Web page and app entries
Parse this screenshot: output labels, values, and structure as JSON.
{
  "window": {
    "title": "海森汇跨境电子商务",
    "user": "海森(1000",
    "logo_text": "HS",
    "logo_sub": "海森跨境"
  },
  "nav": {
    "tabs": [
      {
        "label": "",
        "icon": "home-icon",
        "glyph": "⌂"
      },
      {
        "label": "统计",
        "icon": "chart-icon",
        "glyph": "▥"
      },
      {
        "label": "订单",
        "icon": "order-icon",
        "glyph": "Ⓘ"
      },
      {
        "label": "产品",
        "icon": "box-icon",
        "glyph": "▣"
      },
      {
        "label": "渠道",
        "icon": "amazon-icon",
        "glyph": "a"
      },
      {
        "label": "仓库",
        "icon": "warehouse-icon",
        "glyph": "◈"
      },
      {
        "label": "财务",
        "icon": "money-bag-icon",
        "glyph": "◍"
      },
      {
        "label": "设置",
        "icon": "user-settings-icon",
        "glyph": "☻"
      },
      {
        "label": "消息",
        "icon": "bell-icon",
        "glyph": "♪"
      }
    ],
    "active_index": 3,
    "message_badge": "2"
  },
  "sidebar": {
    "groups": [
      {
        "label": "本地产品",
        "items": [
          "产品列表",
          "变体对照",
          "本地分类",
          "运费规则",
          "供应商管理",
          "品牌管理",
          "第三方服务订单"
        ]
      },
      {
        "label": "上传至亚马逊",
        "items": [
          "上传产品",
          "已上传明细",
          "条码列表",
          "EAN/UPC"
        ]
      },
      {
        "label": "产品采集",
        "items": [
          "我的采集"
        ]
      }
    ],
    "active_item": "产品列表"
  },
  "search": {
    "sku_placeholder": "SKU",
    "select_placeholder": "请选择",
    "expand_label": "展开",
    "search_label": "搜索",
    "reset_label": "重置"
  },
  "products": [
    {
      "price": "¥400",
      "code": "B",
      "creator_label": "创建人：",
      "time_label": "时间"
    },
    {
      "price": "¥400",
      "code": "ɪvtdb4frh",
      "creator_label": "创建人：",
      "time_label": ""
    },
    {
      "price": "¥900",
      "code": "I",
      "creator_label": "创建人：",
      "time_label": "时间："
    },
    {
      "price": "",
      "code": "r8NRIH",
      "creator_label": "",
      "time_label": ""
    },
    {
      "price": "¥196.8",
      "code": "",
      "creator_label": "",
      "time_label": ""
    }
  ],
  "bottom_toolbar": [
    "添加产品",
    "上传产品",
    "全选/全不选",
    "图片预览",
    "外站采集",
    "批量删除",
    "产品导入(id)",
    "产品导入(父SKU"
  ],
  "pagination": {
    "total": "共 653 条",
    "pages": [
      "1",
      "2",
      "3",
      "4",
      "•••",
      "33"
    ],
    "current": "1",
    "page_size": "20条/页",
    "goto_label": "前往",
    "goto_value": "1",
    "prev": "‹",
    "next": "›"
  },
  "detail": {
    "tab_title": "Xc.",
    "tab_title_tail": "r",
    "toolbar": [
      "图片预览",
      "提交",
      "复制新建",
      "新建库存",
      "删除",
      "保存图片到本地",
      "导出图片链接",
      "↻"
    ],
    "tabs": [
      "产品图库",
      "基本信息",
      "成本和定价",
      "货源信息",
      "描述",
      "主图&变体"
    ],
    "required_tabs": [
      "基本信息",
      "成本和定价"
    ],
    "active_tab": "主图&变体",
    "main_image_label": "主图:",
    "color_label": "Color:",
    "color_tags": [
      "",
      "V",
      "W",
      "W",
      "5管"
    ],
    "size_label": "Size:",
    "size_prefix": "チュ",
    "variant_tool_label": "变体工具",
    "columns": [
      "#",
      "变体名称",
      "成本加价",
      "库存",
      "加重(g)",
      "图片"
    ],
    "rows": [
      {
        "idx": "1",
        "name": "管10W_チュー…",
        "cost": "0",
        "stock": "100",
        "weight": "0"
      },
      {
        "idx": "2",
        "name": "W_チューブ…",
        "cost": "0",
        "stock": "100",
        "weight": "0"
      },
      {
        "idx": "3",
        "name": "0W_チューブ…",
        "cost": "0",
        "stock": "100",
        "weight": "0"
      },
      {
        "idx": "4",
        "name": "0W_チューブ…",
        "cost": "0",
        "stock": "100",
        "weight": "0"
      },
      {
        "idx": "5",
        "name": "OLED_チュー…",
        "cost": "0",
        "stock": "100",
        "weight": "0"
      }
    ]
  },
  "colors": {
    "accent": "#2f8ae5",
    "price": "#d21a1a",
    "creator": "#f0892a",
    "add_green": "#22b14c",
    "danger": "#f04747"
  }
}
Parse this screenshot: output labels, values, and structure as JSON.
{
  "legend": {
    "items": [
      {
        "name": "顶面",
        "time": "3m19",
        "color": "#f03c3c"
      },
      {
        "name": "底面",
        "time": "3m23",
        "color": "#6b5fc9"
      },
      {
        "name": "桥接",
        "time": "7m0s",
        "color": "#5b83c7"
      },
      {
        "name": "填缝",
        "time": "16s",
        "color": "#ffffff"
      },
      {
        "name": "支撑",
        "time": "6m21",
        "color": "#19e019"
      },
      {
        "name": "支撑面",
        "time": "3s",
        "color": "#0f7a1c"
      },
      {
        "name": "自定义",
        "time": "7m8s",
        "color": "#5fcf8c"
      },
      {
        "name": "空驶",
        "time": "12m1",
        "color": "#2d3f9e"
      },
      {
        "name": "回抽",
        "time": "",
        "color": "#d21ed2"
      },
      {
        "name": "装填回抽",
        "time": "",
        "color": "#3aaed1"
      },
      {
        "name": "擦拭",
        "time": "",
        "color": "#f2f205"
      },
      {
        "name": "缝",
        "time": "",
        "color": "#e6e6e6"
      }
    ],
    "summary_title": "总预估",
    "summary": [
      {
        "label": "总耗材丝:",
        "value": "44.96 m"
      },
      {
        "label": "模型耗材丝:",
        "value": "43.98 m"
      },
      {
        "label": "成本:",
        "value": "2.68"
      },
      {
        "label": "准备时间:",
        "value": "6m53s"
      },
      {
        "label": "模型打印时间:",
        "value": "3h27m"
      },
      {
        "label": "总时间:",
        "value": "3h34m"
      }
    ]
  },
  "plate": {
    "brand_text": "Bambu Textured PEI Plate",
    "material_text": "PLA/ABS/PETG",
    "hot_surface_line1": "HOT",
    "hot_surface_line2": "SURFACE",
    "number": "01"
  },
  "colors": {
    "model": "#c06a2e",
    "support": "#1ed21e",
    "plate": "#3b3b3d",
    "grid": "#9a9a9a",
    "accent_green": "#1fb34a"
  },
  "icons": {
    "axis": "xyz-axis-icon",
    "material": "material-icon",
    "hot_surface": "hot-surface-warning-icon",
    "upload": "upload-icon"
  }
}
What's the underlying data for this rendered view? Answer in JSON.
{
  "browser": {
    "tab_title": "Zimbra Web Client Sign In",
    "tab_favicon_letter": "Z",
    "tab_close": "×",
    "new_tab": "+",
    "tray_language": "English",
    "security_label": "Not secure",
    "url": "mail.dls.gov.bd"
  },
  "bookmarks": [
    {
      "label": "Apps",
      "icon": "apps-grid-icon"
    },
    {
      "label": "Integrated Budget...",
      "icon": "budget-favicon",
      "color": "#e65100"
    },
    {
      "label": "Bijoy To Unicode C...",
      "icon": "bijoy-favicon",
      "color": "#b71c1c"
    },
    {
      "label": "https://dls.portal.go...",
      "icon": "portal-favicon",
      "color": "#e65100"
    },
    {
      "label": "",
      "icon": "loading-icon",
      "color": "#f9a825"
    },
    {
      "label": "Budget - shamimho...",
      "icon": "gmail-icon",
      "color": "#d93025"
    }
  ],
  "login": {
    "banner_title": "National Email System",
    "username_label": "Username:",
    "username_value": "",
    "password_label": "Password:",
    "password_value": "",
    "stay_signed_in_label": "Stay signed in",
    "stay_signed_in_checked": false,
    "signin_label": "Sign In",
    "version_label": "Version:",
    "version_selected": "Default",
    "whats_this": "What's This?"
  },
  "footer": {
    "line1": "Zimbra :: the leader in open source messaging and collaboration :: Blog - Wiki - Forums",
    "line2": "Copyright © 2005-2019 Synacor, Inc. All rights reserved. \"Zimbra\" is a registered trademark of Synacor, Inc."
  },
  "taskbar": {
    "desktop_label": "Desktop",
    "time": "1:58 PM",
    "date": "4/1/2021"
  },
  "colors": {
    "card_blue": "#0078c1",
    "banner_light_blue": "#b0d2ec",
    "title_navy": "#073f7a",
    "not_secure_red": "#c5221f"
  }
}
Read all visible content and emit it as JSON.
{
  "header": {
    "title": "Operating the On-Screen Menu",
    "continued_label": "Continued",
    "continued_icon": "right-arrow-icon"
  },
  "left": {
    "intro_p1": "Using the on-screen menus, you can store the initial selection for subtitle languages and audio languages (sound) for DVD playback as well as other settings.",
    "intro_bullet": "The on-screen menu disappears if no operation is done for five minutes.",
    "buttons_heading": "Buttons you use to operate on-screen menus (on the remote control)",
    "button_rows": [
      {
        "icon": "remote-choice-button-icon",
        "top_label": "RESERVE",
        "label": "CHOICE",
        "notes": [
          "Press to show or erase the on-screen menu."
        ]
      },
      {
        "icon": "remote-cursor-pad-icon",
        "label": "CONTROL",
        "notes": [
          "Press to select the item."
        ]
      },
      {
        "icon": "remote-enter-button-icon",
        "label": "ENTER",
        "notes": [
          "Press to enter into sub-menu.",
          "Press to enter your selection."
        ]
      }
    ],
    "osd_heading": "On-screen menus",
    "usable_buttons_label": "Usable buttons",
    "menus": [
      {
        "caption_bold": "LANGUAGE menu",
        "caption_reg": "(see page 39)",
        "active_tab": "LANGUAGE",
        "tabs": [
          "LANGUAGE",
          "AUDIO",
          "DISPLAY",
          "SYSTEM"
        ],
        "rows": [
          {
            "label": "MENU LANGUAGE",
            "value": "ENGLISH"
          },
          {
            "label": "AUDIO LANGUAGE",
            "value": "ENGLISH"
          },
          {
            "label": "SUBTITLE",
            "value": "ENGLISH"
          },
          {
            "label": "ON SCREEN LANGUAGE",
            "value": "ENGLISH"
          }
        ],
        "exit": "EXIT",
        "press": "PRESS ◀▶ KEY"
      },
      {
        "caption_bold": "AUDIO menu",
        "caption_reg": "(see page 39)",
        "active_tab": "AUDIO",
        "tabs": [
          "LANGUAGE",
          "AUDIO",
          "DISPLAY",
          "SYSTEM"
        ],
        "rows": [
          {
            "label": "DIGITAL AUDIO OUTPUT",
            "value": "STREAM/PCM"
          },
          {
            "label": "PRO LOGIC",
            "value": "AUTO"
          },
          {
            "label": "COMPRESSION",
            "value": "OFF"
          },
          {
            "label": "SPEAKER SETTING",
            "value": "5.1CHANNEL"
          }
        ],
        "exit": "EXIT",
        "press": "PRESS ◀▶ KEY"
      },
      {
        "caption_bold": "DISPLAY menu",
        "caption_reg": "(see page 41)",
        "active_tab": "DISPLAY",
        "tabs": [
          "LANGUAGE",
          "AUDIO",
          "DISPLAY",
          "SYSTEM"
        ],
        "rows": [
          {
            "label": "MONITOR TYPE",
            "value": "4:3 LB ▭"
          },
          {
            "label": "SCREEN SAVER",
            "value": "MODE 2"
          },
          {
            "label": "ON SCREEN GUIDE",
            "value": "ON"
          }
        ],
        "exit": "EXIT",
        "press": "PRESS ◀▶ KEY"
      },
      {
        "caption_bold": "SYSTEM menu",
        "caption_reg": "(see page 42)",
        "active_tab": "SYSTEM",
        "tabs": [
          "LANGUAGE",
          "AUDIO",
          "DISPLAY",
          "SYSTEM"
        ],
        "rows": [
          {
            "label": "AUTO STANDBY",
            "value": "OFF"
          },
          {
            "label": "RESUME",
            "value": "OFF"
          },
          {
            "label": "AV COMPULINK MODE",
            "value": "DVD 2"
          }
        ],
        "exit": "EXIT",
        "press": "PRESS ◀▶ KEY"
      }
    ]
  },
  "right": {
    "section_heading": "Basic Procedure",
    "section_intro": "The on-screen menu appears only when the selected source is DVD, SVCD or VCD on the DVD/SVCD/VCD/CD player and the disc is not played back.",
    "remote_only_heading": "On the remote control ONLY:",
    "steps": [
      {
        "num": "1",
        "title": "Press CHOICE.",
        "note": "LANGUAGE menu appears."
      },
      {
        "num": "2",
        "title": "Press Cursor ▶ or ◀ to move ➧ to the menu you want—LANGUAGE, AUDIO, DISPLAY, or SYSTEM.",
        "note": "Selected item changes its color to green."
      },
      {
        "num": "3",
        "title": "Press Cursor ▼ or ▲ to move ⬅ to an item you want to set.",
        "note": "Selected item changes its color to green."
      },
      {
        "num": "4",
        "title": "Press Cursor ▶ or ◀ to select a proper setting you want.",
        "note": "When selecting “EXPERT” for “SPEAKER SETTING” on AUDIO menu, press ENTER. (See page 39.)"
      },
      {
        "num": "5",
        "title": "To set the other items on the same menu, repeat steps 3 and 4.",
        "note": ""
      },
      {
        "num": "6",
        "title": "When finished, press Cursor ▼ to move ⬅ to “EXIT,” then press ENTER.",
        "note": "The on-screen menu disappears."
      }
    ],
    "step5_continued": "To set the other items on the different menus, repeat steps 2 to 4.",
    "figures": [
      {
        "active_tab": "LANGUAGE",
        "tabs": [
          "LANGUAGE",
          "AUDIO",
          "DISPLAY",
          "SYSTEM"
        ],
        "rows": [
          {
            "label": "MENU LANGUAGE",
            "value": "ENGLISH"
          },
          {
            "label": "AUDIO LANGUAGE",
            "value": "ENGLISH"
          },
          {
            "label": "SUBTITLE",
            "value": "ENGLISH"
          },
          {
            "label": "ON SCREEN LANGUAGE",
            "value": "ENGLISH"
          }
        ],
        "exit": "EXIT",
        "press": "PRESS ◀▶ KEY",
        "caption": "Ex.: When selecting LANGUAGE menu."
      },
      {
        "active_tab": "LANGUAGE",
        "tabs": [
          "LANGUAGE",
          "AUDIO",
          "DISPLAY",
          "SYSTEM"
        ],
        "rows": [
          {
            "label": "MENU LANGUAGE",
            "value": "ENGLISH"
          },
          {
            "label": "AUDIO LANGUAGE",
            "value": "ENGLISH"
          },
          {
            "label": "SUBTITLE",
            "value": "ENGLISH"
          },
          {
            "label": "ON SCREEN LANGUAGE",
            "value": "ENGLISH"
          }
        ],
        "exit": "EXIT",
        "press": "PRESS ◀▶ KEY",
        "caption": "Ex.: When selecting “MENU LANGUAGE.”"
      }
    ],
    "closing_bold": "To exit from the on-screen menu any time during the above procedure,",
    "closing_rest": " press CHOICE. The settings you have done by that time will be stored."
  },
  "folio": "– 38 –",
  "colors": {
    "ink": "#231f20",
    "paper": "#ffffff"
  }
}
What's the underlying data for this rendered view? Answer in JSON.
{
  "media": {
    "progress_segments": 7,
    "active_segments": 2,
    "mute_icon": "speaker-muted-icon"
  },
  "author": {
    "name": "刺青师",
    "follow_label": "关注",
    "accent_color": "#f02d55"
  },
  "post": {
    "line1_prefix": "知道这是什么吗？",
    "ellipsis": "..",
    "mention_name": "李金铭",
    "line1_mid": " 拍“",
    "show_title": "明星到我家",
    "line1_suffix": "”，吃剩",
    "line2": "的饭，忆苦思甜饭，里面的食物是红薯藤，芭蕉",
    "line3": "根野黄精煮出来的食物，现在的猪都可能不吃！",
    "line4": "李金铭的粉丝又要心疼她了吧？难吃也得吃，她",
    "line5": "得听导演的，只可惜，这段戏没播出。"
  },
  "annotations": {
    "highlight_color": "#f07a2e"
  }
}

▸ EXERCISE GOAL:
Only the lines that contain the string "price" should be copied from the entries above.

▸ EXERCISE RESPONSE:
      "price": "¥400",
      "price": "¥400",
      "price": "¥900",
      "price": "",
      "price": "¥196.8",
    "price": "#d21a1a",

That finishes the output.